#### [Material for this task]
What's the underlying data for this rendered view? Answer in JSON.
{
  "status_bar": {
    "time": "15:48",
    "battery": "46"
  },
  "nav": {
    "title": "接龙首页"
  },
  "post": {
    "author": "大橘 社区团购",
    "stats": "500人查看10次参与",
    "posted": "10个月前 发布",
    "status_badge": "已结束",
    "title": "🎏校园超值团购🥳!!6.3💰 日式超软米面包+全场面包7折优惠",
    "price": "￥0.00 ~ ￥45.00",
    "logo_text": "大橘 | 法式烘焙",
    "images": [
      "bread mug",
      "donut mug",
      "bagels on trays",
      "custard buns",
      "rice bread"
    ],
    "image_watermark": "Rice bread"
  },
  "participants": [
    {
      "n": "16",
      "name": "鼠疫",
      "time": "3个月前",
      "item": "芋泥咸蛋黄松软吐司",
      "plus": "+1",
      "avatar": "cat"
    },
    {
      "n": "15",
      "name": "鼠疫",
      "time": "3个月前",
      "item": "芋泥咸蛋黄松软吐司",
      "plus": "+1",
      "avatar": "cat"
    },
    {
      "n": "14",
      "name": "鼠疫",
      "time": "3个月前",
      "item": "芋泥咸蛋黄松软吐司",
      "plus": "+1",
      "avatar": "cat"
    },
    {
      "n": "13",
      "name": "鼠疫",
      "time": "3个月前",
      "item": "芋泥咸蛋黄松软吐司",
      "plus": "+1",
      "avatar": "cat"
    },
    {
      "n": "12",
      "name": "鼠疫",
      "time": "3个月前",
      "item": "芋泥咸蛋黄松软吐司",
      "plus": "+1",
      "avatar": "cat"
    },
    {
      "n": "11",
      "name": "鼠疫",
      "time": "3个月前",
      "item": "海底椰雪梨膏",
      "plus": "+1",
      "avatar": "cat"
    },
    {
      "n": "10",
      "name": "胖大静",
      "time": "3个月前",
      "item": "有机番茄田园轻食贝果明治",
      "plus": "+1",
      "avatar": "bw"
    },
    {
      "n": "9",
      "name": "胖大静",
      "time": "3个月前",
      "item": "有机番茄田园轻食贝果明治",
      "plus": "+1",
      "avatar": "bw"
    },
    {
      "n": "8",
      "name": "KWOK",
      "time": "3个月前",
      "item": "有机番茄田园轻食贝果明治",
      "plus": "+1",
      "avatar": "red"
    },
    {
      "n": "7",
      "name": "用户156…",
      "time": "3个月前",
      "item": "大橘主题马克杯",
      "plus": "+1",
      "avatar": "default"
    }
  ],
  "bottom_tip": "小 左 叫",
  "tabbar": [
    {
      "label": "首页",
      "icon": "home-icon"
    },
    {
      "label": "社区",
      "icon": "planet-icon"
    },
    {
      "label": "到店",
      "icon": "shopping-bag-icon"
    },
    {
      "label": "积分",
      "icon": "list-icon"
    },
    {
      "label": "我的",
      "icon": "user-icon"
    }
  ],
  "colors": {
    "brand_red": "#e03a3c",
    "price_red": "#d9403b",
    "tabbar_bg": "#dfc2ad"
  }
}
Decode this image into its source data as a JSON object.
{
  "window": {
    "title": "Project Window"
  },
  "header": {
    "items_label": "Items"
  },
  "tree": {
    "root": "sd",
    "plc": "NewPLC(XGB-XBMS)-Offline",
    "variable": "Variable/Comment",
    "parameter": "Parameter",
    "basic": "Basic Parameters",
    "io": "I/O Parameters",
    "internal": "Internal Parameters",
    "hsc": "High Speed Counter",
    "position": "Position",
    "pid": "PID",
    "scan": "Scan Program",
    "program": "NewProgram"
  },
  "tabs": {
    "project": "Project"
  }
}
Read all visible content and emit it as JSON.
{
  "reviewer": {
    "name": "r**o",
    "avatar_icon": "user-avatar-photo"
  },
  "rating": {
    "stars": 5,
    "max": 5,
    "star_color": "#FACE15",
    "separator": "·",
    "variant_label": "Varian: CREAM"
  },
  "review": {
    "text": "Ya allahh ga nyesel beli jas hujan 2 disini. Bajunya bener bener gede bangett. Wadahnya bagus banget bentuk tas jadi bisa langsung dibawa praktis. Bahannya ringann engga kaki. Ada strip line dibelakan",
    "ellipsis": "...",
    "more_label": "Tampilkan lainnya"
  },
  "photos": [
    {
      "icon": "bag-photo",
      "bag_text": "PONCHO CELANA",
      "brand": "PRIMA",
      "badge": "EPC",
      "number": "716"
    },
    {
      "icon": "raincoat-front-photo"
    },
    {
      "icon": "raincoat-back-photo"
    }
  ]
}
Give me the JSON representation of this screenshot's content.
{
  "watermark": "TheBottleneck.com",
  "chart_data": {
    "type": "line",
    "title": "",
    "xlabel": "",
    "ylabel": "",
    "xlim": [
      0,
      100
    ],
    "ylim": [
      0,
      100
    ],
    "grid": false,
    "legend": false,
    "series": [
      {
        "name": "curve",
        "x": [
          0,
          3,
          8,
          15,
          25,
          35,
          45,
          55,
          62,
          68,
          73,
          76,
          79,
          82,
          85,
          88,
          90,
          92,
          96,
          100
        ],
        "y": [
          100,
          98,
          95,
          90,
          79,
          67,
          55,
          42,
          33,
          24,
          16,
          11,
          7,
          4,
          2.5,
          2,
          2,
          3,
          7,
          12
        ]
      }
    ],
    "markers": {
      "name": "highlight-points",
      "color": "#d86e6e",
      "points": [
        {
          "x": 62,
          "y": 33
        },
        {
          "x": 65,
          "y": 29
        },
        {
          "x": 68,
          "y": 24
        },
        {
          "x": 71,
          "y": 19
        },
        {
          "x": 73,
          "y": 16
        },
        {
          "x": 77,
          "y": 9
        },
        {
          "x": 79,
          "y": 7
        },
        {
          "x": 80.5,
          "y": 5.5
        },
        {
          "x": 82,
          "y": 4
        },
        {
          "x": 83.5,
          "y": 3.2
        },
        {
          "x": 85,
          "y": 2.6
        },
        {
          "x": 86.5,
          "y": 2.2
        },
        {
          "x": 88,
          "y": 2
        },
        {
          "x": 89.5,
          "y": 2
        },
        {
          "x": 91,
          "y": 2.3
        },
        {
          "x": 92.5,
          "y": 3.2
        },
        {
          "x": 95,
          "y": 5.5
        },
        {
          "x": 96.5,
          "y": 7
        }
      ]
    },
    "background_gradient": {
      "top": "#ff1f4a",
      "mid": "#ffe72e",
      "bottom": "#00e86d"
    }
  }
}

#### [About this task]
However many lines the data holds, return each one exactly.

#### [Exercise answer]
What's the underlying data for this rendered view? Answer in JSON.
{
  "status_bar": {
    "time": "15:48",
    "battery": "46"
  },
  "nav": {
    "title": "接龙首页"
  },
  "post": {
    "author": "大橘 社区团购",
    "stats": "500人查看10次参与",
    "posted": "10个月前 发布",
    "status_badge": "已结束",
    "title": "🎏校园超值团购🥳!!6.3💰 日式超软米面包+全场面包7折优惠",
    "price": "￥0.00 ~ ￥45.00",
    "logo_text": "大橘 | 法式烘焙",
    "images": [
      "bread mug",
      "donut mug",
      "bagels on trays",
      "custard buns",
      "rice bread"
    ],
    "image_watermark": "Rice bread"
  },
  "participants": [
    {
      "n": "16",
      "name": "鼠疫",
      "time": "3个月前",
      "item": "芋泥咸蛋黄松软吐司",
      "plus": "+1",
      "avatar": "cat"
    },
    {
      "n": "15",
      "name": "鼠疫",
      "time": "3个月前",
      "item": "芋泥咸蛋黄松软吐司",
      "plus": "+1",
      "avatar": "cat"
    },
    {
      "n": "14",
      "name": "鼠疫",
      "time": "3个月前",
      "item": "芋泥咸蛋黄松软吐司",
      "plus": "+1",
      "avatar": "cat"
    },
    {
      "n": "13",
      "name": "鼠疫",
      "time": "3个月前",
      "item": "芋泥咸蛋黄松软吐司",
      "plus": "+1",
      "avatar": "cat"
    },
    {
      "n": "12",
      "name": "鼠疫",
      "time": "3个月前",
      "item": "芋泥咸蛋黄松软吐司",
      "plus": "+1",
      "avatar": "cat"
    },
    {
      "n": "11",
      "name": "鼠疫",
      "time": "3个月前",
      "item": "海底椰雪梨膏",
      "plus": "+1",
      "avatar": "cat"
    },
    {
      "n": "10",
      "name": "胖大静",
      "time": "3个月前",
      "item": "有机番茄田园轻食贝果明治",
      "plus": "+1",
      "avatar": "bw"
    },
    {
      "n": "9",
      "name": "胖大静",
      "time": "3个月前",
      "item": "有机番茄田园轻食贝果明治",
      "plus": "+1",
      "avatar": "bw"
    },
    {
      "n": "8",
      "name": "KWOK",
      "time": "3个月前",
      "item": "有机番茄田园轻食贝果明治",
      "plus": "+1",
      "avatar": "red"
    },
    {
      "n": "7",
      "name": "用户156…",
      "time": "3个月前",
      "item": "大橘主题马克杯",
      "plus": "+1",
      "avatar": "default"
    }
  ],
  "bottom_tip": "小 左 叫",
  "tabbar": [
    {
      "label": "首页",
      "icon": "home-icon"
    },
    {
      "label": "社区",
      "icon": "planet-icon"
    },
    {
      "label": "到店",
      "icon": "shopping-bag-icon"
    },
    {
      "label": "积分",
      "icon": "list-icon"
    },
    {
      "label": "我的",
      "icon": "user-icon"
    }
  ],
  "colors": {
    "brand_red": "#e03a3c",
    "price_red": "#d9403b",
    "tabbar_bg": "#dfc2ad"
  }
}
Decode this image into its source data as a JSON object.
{
  "window": {
    "title": "Project Window"
  },
  "header": {
    "items_label": "Items"
  },
  "tree": {
    "root": "sd",
    "plc": "NewPLC(XGB-XBMS)-Offline",
    "variable": "Variable/Comment",
    "parameter": "Parameter",
    "basic": "Basic Parameters",
    "io": "I/O Parameters",
    "internal": "Internal Parameters",
    "hsc": "High Speed Counter",
    "position": "Position",
    "pid": "PID",
    "scan": "Scan Program",
    "program": "NewProgram"
  },
  "tabs": {
    "project": "Project"
  }
}
Read all visible content and emit it as JSON.
{
  "reviewer": {
    "name": "r**o",
    "avatar_icon": "user-avatar-photo"
  },
  "rating": {
    "stars": 5,
    "max": 5,
    "star_color": "#FACE15",
    "separator": "·",
    "variant_label": "Varian: CREAM"
  },
  "review": {
    "text": "Ya allahh ga nyesel beli jas hujan 2 disini. Bajunya bener bener gede bangett. Wadahnya bagus banget bentuk tas jadi bisa langsung dibawa praktis. Bahannya ringann engga kaki. Ada strip line dibelakan",
    "ellipsis": "...",
    "more_label": "Tampilkan lainnya"
  },
  "photos": [
    {
      "icon": "bag-photo",
      "bag_text": "PONCHO CELANA",
      "brand": "PRIMA",
      "badge": "EPC",
      "number": "716"
    },
    {
      "icon": "raincoat-front-photo"
    },
    {
      "icon": "raincoat-back-photo"
    }
  ]
}
Give me the JSON representation of this screenshot's content.
{
  "watermark": "TheBottleneck.com",
  "chart_data": {
    "type": "line",
    "title": "",
    "xlabel": "",
    "ylabel": "",
    "xlim": [
      0,
      100
    ],
    "ylim": [
      0,
      100
    ],
    "grid": false,
    "legend": false,
    "series": [
      {
        "name": "curve",
        "x": [
          0,
          3,
          8,
          15,
          25,
          35,
          45,
          55,
          62,
          68,
          73,
          76,
          79,
          82,
          85,
          88,
          90,
          92,
          96,
          100
        ],
        "y": [
          100,
          98,
          95,
          90,
          79,
          67,
          55,
          42,
          33,
          24,
          16,
          11,
          7,
          4,
          2.5,
          2,
          2,
          3,
          7,
          12
        ]
      }
    ],
    "markers": {
      "name": "highlight-points",
      "color": "#d86e6e",
      "points": [
        {
          "x": 62,
          "y": 33
        },
        {
          "x": 65,
          "y": 29
        },
        {
          "x": 68,
          "y": 24
        },
        {
          "x": 71,
          "y": 19
        },
        {
          "x": 73,
          "y": 16
        },
        {
          "x": 77,
          "y": 9
        },
        {
          "x": 79,
          "y": 7
        },
        {
          "x": 80.5,
          "y": 5.5
        },
        {
          "x": 82,
          "y": 4
        },
        {
          "x": 83.5,
          "y": 3.2
        },
        {
          "x": 85,
          "y": 2.6
        },
        {
          "x": 86.5,
          "y": 2.2
        },
        {
          "x": 88,
          "y": 2
        },
        {
          "x": 89.5,
          "y": 2
        },
        {
          "x": 91,
          "y": 2.3
        },
        {
          "x": 92.5,
          "y": 3.2
        },
        {
          "x": 95,
          "y": 5.5
        },
        {
          "x": 96.5,
          "y": 7
        }
      ]
    },
    "background_gradient": {
      "top": "#ff1f4a",
      "mid": "#ffe72e",
      "bottom": "#00e86d"
    }
  }
}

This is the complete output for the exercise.